*** EXCERPTED DATA

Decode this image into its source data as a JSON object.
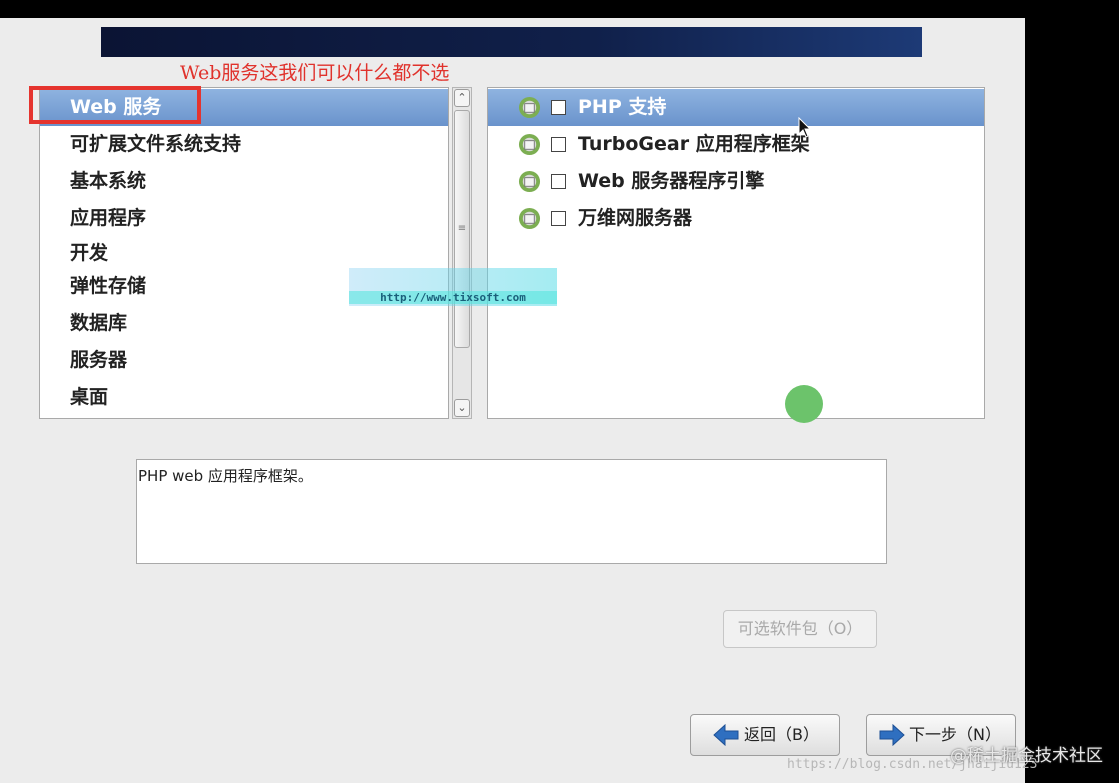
{
  "annotation": "Web服务这我们可以什么都不选",
  "categories": {
    "items": [
      {
        "label": "Web 服务",
        "selected": true
      },
      {
        "label": "可扩展文件系统支持"
      },
      {
        "label": "基本系统"
      },
      {
        "label": "应用程序"
      },
      {
        "label": "开发"
      },
      {
        "label": "弹性存储"
      },
      {
        "label": "数据库"
      },
      {
        "label": "服务器"
      },
      {
        "label": "桌面"
      }
    ]
  },
  "packages": {
    "items": [
      {
        "label": "PHP 支持",
        "checked": false,
        "selected": true
      },
      {
        "label": "TurboGear 应用程序框架",
        "checked": false
      },
      {
        "label": "Web 服务器程序引擎",
        "checked": false
      },
      {
        "label": "万维网服务器",
        "checked": false
      }
    ]
  },
  "description": "PHP web 应用程序框架。",
  "buttons": {
    "optional_packages": "可选软件包（O）",
    "back": "返回（B）",
    "next": "下一步（N）"
  },
  "watermarks": {
    "center_url": "http://www.tixsoft.com",
    "bottom_url": "https://blog.csdn.net/jhaijiu123",
    "community": "@稀土掘金技术社区"
  },
  "colors": {
    "selection": "#7aa1d6",
    "annotation": "#e0322c",
    "highlight_box": "#e5342e"
  }
}
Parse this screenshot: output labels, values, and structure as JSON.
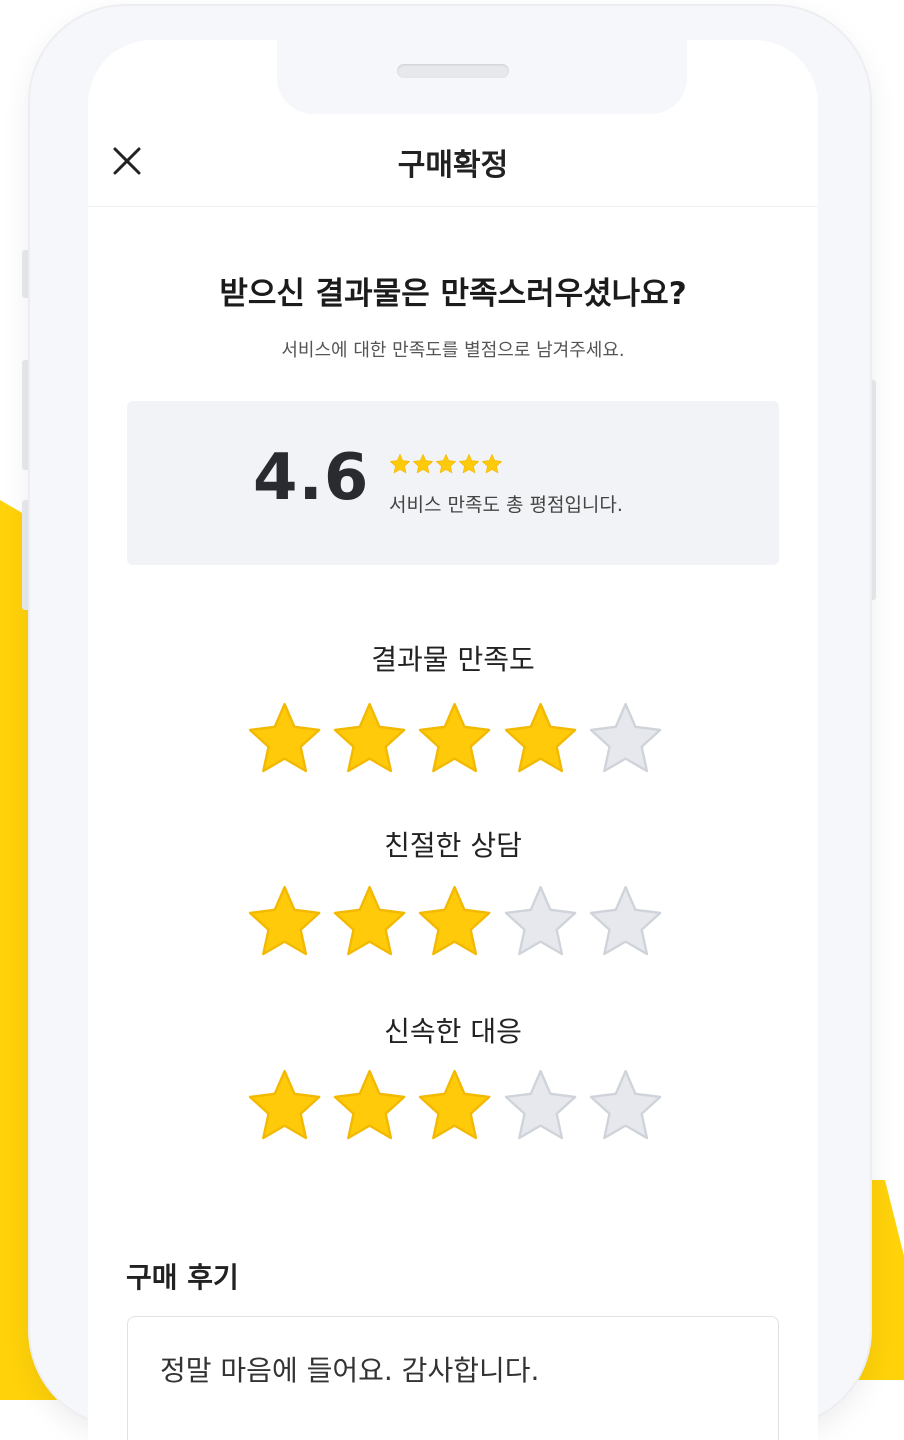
{
  "header": {
    "title": "구매확정"
  },
  "prompt": {
    "question": "받으신 결과물은 만족스러우셨나요?",
    "subtitle": "서비스에 대한 만족도를 별점으로 남겨주세요."
  },
  "summary": {
    "score": "4.6",
    "mini_stars": 5,
    "description": "서비스 만족도 총 평점입니다."
  },
  "ratings": [
    {
      "label": "결과물 만족도",
      "stars": 4,
      "max": 5
    },
    {
      "label": "친절한 상담",
      "stars": 3,
      "max": 5
    },
    {
      "label": "신속한 대응",
      "stars": 3,
      "max": 5
    }
  ],
  "review": {
    "label": "구매 후기",
    "text": "정말 마음에 들어요. 감사합니다."
  },
  "colors": {
    "accent": "#ffd20a",
    "star_filled": "#ffca0a",
    "star_empty": "#e6e8ee"
  }
}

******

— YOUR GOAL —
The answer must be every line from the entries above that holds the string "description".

— WRITTEN ANSWER —
  "description": "PHP web 应用程序框架。",
    "description": "서비스 만족도 총 평점입니다."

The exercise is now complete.